3. According to the passage, each of the following is true of the influenza virus EXCEPT:

(A) The rapid evolution of hemagglutinin on the surface of the virus can prevent the human immune system from recognizing and attacking the virus. This is true ("As hemagglutinin is copied, it is not replicated exactly, so the human immune system does not recognize the mutation as the same protein it has encountered before and does not inaugurate the immune response"). Eliminate.

(B) Some of the surface proteins on the influenza virus have different functions. This is true. Different functions are identified for the surface proteins neuraminidase ("..assists in the release of new viruses from the cell..") and hemagglutinin ("..involved in the invasion of a cell .."). Eliminate.

(C) The antigenic drift of the influenza virus means that a vaccine against influenza must change frequently. This is true ("..the known strains of influenza are recognized and effectively combated, but, unchallenged by the immune system, mutated viruses are able to reproduce freely and, thus, form a new strain of influenza" and "vaccinations combating the influenza virus must be administered annually...the reason for this striking difference is the ability of the influenza virus to evolve quickly"). Eliminate.

(D) Annual immunization is not always effective protection against the influenza virus. This is true ("..vaccinations combating the influenza virus must be administered annually, and even then they may not be fully successful in preventing illness.."). Eliminate.

(E) The influenza virus is remarkable in its ability to mutate more rapidly than any other known virus. Correct. The passage does not state anything about the ability of the flu virus to mutate compared to other viruses.

Hope this helps.
_________________
GMAT Club Bot
Re: Unlike vaccinations for polio, measles, mumps, and many other virus-bo   [#permalink] 18 Mar 2020, 06:04

Unlike vaccinations for polio, measles, mumps, and many other virus-bo

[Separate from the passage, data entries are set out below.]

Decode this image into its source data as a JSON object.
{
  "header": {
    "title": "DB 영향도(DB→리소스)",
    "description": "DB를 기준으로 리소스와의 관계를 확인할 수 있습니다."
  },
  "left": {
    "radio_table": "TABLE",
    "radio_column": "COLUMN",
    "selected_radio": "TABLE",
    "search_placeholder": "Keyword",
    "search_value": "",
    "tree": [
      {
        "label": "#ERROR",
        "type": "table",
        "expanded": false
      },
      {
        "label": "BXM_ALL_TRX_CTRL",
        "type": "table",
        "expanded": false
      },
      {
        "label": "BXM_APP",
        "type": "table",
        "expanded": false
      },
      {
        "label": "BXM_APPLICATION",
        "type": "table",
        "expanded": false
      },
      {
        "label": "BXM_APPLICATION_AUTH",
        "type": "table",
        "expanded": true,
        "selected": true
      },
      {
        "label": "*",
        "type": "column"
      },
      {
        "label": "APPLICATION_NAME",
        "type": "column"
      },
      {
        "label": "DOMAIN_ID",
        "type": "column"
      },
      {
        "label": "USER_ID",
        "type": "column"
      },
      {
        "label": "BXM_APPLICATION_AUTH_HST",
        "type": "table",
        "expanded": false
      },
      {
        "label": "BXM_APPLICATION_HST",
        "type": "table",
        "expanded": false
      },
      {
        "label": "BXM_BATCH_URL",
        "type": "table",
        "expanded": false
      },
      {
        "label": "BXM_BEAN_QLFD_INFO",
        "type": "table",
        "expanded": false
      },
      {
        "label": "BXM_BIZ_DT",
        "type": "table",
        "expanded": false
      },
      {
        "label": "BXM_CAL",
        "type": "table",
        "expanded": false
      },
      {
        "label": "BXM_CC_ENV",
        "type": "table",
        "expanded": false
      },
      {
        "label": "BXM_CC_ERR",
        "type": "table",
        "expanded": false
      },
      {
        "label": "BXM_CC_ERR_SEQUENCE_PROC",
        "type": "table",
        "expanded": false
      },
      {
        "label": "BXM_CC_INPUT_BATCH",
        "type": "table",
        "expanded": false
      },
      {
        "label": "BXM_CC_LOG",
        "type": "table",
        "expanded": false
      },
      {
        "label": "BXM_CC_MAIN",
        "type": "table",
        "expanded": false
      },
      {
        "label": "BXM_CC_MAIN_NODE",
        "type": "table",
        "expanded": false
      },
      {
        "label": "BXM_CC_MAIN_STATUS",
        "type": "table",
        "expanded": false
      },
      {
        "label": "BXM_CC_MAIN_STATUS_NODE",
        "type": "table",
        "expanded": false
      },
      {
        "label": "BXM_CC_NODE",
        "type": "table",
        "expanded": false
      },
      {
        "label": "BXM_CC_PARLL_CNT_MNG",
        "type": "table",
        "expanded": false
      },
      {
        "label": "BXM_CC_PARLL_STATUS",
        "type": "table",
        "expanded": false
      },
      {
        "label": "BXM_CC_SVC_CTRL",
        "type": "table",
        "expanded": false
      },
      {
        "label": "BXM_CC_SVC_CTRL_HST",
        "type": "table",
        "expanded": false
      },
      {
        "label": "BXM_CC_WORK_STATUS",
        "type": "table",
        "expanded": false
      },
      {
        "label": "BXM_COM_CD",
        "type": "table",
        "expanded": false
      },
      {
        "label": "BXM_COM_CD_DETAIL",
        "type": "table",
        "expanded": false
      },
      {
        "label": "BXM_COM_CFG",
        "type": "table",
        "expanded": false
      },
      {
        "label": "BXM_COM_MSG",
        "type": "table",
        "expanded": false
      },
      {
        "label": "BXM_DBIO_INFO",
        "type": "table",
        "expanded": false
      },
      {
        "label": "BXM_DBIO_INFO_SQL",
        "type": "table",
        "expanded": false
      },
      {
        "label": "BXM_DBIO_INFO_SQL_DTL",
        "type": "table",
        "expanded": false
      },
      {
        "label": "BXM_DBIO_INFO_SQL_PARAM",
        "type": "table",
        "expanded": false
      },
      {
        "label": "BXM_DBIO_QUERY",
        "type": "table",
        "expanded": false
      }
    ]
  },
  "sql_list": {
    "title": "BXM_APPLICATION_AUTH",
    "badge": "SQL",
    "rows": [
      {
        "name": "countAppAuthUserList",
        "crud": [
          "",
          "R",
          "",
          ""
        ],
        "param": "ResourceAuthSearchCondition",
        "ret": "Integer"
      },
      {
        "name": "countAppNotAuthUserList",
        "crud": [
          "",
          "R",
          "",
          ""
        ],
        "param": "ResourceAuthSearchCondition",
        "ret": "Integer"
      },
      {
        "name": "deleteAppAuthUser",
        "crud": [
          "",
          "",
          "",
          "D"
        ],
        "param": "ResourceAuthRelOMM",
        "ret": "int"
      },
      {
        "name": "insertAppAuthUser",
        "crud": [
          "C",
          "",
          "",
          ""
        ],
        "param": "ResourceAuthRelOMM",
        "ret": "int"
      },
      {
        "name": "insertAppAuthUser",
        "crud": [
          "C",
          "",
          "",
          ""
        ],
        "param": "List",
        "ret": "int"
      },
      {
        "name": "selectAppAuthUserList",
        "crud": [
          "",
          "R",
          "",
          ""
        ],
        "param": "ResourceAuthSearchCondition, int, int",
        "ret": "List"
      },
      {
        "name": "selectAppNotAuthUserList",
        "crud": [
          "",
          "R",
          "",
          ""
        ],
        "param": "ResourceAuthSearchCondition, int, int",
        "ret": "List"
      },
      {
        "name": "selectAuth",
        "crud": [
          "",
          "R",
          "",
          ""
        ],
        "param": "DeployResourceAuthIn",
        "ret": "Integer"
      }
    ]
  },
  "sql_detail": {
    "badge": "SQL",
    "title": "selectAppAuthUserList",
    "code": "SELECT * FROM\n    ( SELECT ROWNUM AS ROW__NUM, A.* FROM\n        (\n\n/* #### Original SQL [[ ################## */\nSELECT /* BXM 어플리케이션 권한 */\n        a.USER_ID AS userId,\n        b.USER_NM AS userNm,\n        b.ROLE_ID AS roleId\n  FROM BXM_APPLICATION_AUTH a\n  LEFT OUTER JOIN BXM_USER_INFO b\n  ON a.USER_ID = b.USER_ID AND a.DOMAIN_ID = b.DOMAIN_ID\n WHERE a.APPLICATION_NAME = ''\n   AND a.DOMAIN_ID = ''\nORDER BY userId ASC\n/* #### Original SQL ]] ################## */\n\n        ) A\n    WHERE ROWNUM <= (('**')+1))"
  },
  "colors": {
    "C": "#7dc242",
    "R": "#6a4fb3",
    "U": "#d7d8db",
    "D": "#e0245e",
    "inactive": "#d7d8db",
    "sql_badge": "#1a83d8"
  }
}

  new topic post reply Question banks Downloads My Bookmarks Reviews Important topics  





Powered by phpBB © phpBB Group | Emoji artwork provided by EmojiOne